→ What is expected: Output the records below in full, word for word; pictures do not belong in it.

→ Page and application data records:
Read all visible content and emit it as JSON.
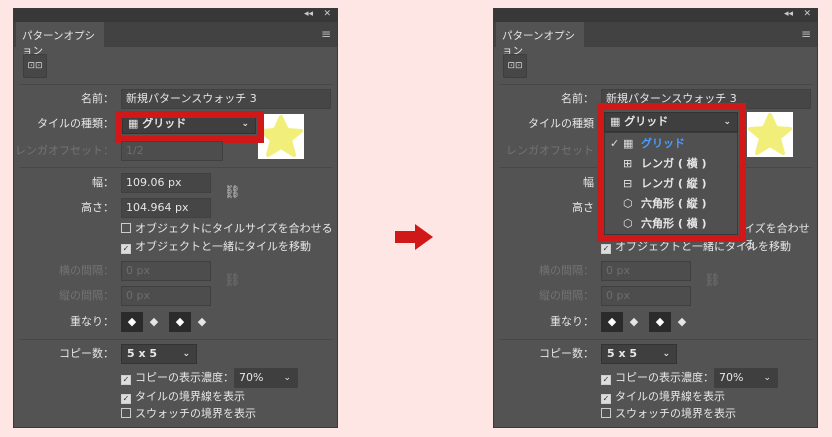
{
  "panel": {
    "title": "パターンオプション",
    "collapse_icon": "◂◂",
    "close_icon": "✕",
    "menu_icon": "≡",
    "name_label": "名前：",
    "name_value": "新規パターンスウォッチ 3",
    "tile_type_label": "タイルの種類：",
    "tile_type_label_open": "タイルの種類",
    "tile_type_value": "グリッド",
    "brick_offset_label": "レンガオフセット：",
    "brick_offset_label_open": "レンガオフセット",
    "brick_offset_value": "1/2",
    "width_label": "幅：",
    "width_label_open": "幅",
    "width_value": "109.06 px",
    "height_label": "高さ：",
    "height_label_open": "高さ",
    "height_value": "104.964 px",
    "fit_tile": "オブジェクトにタイルサイズを合わせる",
    "fit_tile_open": "イズを合わせる",
    "move_tile": "オブジェクトと一緒にタイルを移動",
    "h_spacing_label": "横の間隔：",
    "h_spacing_value": "0 px",
    "v_spacing_label": "縦の間隔：",
    "v_spacing_value": "0 px",
    "overlap_label": "重なり：",
    "copies_label": "コピー数：",
    "copies_value": "5 x 5",
    "dim_label": "コピーの表示濃度：",
    "dim_value": "70%",
    "show_tile_edge": "タイルの境界線を表示",
    "show_swatch_bounds": "スウォッチの境界を表示"
  },
  "dropdown": {
    "items": [
      {
        "icon": "▦",
        "label": "グリッド",
        "selected": true
      },
      {
        "icon": "⊞",
        "label": "レンガ ( 横 )"
      },
      {
        "icon": "⊟",
        "label": "レンガ ( 縦 )"
      },
      {
        "icon": "⬡",
        "label": "六角形 ( 縦 )"
      },
      {
        "icon": "⬡",
        "label": "六角形 ( 横 )"
      }
    ]
  },
  "colors": {
    "highlight": "#d01818",
    "selected_item": "#4a9cff",
    "arrow": "#d01818",
    "star": "#f2ee7a"
  }
}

→ Solution for this problem:
Read all visible content and emit it as JSON.
{
  "panel": {
    "title": "パターンオプション",
    "collapse_icon": "◂◂",
    "close_icon": "✕",
    "menu_icon": "≡",
    "name_label": "名前：",
    "name_value": "新規パターンスウォッチ 3",
    "tile_type_label": "タイルの種類：",
    "tile_type_label_open": "タイルの種類",
    "tile_type_value": "グリッド",
    "brick_offset_label": "レンガオフセット：",
    "brick_offset_label_open": "レンガオフセット",
    "brick_offset_value": "1/2",
    "width_label": "幅：",
    "width_label_open": "幅",
    "width_value": "109.06 px",
    "height_label": "高さ：",
    "height_label_open": "高さ",
    "height_value": "104.964 px",
    "fit_tile": "オブジェクトにタイルサイズを合わせる",
    "fit_tile_open": "イズを合わせる",
    "move_tile": "オブジェクトと一緒にタイルを移動",
    "h_spacing_label": "横の間隔：",
    "h_spacing_value": "0 px",
    "v_spacing_label": "縦の間隔：",
    "v_spacing_value": "0 px",
    "overlap_label": "重なり：",
    "copies_label": "コピー数：",
    "copies_value": "5 x 5",
    "dim_label": "コピーの表示濃度：",
    "dim_value": "70%",
    "show_tile_edge": "タイルの境界線を表示",
    "show_swatch_bounds": "スウォッチの境界を表示"
  },
  "dropdown": {
    "items": [
      {
        "icon": "▦",
        "label": "グリッド",
        "selected": true
      },
      {
        "icon": "⊞",
        "label": "レンガ ( 横 )"
      },
      {
        "icon": "⊟",
        "label": "レンガ ( 縦 )"
      },
      {
        "icon": "⬡",
        "label": "六角形 ( 縦 )"
      },
      {
        "icon": "⬡",
        "label": "六角形 ( 横 )"
      }
    ]
  },
  "colors": {
    "highlight": "#d01818",
    "selected_item": "#4a9cff",
    "arrow": "#d01818",
    "star": "#f2ee7a"
  }
}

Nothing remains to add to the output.